Nigeria’s Ndidi and Mezuo Nwuneli have become the first couple to give the keynote address at Harvard Business School’s Class Day.
Mezuo Nwuneli is the managing partner, Sahel Capital Agribusiness Managers Limited managers of FAFIN, a private equity fund with over $65.9 million under management focused on mid-sized agribusinesses in Nigeria.
Ndidi Nwuneli is the managing partner of Sahel Consulting Agriculture and Nutrition Limited, and the founder of LEAP Africa.
In a virtual address to the students, the couple outlined personal stories including how they met at Harvard University and how they have gone on to build successful businesses and non-profit — despite the odds.
Mezuo spoke of how he was shot in 2007 in Lagos where the couple live and almost lost his life. He said he feared he may never walk independently again, but through the crisis, he learnt immense lessons, which he shared with the class of 2020.
Ndidi told the graduates about how unsettling it was to leave LEAP Africa following the shooting to begin again in Senegal, where she neither spoke the language nor had a job. In the midst of the crisis, she reconnected with agriculture and launched her latest venture.

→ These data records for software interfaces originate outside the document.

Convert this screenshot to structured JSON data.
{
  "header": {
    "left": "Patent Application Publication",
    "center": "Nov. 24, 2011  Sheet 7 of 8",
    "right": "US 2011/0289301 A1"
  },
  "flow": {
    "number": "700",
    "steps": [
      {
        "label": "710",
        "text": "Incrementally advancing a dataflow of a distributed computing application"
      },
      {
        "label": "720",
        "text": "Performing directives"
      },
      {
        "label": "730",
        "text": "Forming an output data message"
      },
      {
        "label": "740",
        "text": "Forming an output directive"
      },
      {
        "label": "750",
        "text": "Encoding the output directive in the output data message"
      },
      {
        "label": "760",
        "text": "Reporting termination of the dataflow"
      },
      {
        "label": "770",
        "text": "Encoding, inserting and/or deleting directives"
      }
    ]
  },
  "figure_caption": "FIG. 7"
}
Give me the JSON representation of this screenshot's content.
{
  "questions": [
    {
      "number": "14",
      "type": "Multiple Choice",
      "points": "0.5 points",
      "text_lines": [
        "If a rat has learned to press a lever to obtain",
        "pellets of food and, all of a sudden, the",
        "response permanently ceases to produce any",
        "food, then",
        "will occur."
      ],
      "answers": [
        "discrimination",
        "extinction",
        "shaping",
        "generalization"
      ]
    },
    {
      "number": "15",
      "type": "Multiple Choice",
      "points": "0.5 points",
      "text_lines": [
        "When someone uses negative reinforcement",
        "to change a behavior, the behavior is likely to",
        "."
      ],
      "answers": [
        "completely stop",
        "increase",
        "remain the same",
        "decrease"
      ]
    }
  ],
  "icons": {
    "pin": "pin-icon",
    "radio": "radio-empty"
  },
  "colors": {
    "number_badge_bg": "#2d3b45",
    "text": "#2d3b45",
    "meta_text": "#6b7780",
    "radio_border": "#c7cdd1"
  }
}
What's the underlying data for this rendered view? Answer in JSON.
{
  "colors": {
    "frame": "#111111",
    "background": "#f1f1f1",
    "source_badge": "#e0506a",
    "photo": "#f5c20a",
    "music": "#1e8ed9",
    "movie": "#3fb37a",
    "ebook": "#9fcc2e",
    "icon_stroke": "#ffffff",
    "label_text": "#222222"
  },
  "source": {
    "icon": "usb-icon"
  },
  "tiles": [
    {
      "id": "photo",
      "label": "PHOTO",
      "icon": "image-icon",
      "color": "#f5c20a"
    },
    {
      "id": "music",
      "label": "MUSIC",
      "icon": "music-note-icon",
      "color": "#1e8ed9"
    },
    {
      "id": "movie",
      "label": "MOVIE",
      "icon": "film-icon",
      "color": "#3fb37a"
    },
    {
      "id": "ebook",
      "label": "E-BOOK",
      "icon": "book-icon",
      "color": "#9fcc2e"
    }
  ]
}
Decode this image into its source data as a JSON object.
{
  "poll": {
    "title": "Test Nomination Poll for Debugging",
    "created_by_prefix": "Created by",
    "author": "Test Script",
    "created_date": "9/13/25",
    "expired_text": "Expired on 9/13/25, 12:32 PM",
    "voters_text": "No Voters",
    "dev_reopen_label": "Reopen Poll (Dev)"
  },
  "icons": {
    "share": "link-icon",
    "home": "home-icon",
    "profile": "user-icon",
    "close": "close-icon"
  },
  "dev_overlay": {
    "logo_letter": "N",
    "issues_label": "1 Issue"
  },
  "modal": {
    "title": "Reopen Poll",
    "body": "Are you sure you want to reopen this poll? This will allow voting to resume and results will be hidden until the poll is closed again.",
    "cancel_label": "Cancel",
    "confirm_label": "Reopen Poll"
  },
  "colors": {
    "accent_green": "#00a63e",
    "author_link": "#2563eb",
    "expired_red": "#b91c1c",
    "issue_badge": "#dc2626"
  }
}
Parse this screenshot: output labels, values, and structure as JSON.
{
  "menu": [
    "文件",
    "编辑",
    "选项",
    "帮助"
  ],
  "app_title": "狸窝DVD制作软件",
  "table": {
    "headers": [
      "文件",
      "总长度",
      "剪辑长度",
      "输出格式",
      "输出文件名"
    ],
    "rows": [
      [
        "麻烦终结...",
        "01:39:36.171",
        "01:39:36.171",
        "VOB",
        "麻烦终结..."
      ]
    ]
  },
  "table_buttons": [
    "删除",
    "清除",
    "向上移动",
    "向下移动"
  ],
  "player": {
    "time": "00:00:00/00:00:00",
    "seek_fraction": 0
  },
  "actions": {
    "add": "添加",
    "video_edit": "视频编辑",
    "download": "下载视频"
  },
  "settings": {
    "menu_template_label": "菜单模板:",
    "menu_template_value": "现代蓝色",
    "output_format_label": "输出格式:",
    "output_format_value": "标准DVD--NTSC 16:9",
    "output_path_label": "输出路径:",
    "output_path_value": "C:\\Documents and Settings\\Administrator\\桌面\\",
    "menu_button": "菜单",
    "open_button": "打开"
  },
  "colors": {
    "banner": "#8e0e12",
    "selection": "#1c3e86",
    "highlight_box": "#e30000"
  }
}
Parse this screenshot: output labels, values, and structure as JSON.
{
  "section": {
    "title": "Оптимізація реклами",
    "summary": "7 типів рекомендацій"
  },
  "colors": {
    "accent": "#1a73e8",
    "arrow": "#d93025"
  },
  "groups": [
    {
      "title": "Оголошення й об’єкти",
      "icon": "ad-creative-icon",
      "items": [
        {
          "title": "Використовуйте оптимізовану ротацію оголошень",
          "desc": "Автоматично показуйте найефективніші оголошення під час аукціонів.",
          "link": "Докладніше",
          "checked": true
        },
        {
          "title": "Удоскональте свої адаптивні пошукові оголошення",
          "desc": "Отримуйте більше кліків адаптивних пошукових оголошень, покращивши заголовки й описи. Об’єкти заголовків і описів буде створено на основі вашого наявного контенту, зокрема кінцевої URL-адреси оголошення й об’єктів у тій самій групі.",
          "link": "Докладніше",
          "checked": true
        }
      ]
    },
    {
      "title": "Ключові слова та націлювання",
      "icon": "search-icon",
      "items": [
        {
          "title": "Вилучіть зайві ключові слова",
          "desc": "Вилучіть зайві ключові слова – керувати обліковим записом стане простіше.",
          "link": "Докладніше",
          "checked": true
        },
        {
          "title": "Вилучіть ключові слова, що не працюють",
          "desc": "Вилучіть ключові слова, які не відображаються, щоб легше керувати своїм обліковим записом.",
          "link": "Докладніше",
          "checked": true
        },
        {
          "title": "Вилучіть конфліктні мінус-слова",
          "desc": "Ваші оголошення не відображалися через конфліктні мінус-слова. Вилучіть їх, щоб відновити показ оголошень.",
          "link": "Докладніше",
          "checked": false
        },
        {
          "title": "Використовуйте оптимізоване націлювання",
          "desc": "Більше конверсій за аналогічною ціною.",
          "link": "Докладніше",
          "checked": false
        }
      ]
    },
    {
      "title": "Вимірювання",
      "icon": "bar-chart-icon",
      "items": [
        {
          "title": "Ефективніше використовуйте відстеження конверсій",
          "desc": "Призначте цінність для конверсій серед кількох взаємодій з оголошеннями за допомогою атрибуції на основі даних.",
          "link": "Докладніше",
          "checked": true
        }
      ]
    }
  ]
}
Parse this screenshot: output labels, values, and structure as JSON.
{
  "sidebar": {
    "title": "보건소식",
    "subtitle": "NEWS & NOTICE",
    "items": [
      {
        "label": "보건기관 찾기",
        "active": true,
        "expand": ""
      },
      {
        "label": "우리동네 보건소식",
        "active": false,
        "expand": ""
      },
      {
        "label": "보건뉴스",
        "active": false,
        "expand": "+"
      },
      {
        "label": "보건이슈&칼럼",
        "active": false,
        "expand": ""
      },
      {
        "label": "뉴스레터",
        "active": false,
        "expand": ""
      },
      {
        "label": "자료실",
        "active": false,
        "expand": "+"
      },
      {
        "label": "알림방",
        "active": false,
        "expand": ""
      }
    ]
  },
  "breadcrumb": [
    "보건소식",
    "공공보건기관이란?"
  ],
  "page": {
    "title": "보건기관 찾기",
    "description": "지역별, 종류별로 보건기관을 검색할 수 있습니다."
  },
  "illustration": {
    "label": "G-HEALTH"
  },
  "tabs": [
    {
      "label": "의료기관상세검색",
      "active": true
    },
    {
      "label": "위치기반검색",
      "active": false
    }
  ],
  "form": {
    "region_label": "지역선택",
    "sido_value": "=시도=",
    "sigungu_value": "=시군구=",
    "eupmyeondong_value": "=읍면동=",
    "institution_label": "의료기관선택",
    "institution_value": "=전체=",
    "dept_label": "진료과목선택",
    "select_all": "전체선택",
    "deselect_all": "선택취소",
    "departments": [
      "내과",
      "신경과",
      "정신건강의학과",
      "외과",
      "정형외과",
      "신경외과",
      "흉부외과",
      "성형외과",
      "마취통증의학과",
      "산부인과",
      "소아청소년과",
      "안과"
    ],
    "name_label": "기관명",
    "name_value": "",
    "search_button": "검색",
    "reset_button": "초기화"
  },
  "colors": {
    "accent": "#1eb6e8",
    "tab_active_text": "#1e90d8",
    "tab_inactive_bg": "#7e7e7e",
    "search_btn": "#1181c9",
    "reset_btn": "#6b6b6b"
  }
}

Mezuo called on the graduates to use their “talent, time and treasure” to improve the lives of others.
“Define your values and stick to them. Your success early in life can be destructive if you have not clearly defined your values, rooted in integrity and humility,” Mezuo said.
“Character definitely has a currency; if people can count on you because they trust you, they would invest in you, support you, and call on you to serve as a trusted adviser and board member.
“Remain humble as you change lives and freely share the credit with others. This not only builds trust but enable a broader group of people to have ownership in your vision and eventually to lead the movement themself — freeing you up to take on the next challenge”.
Ndidi told the class of 2020 how resilient, resourceful, and brave they are, calling on them to strengthen their relationships with family and friends while building a dedicated support network.
“HBS Class of 2020, no one would ever forget this year — not just because of the pandemic, but because of how humanity and members of the class of 2020 of the Harvard Business School were able to rise up to this challenge,” Ndidi said.
“An Igbo proverb states, ‘Mbelede ka eji ama Dike,’ which translates: ‘Disasters help to sift out the resilient, the resourceful, and the brave.’”
Mezuo and Ndidi met at the Harvard African Student Conference in 1993, while both were college students at different institutions, but returned to Harvard for their MBAs years later.
The couple co-founded AACE Foods, a food manufacturing company which sources from over 10,000 farmers and produces a range of packaged food products for local and international markets.
Ndidi has 25 years of experience in international development, and serves on the boards of the Rockefeller Foundation, Godrej Consumer Products India, Fairfax Africa Canada, and the African Philanthropy Forum. She holds a Bachelor of Science in Economics from the Wharton School, University of Pennsylvania.
Mezuo has worked for 25 years in corporate finance, investment banking, and private equity. He was selected as an Archbishop Tutu Fellow and is an Eisenhower Fellow.
He is on the board of directors of a range of companies in Nigeria, and he earned a Bachelor of Science in Industrial Management from Carnegie Mellon University.